Do you know, whatever you do on an iPhone, your handset temporarily stores as a screenshot that hackers or forensics experts could eventually recover, according to a renowned iPhone hacker who exposed the security flaw in a webcast Thursday.
While demonstrating how to break the iPhone’s passcode lock in a webcast, iPhone hacker and data-forensics expert Jonathan Zdziarski explained that the popular handset snaps a screenshot of your most recent action — regardless of whether it’s sending a text message, e-mailing or browsing a web page — in order to cache it. This is purely for aesthetic purposes: When an iPhone user taps the Home button, the window of the application you have open shrinks and disappears. In order to create that shrinking effect, the iPhone snaps a screenshot, Zdziarski said.
The phone presumably deletes the image after you close the application. But anyone who understands data is aware that in most cases, deletion does not permanently remove files from a storage device. Therefore, forensics experts have used this security flaw to successfully nab criminals who have been accused of rape, murder or drug deals, Zdziarski said.
“There’s no way to prevent it,” Zdziarski said during the webcast. “I’m kind of divided on it. I hope Apple fixes it because it’s a significant privacy leak, but at the same time it’s been useful for investigating criminals.”
And though the handset only snaps screenshots when users press the Home button, Zdziarski said this is only one way forensics experts collect evidence. Other methods include taking data from the iPhone’s keyboard cache, Safari cache, Google Maps lookups and so on. Experts and hackers can also recover deleted photos or e-mails from months ago.
In addition to exposing the privacy leaks, Zdziarski walked webcast attendees through the steps required to bypass an iPhone’s passcode in order to gain full access to it.
Here’s the good news: It didn’t look all that easy; it took Zdziarski nearly an hour to demonstrate the process, and it would likely take inexperienced hackers far longer. To make a long story short, the process involved using Pwnage to create a custom firmware bundle and tweaking it with rather arcane methods to delete the iPhone’s passcode protection.

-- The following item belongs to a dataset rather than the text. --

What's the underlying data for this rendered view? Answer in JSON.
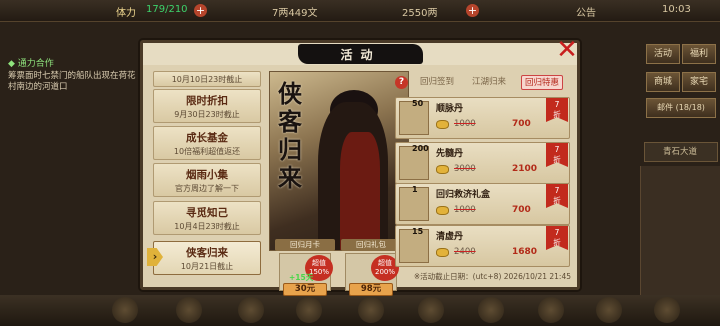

Despite the intricacy of the method, Zdziarski stressed that anybody with the time and digital sophistication has the ability to break the iPhone’s security.
“This flaw can only be exploited by somebody with physical access to a device, but your phone could get into the hands of someone with more malicious intent,” he said. “Obviously, you don’t want to trust any of your data to a passcode.”
A full recording of the webcast, hosted by O’Reilly, will be available shortly. We’ll post a link as soon as it’s available.
Those interested in learning how to break iPhone security can pre-order Zdziarski’s book iPhone Forensics: Recovering Evidence, Personal Data, and Corporate Assets.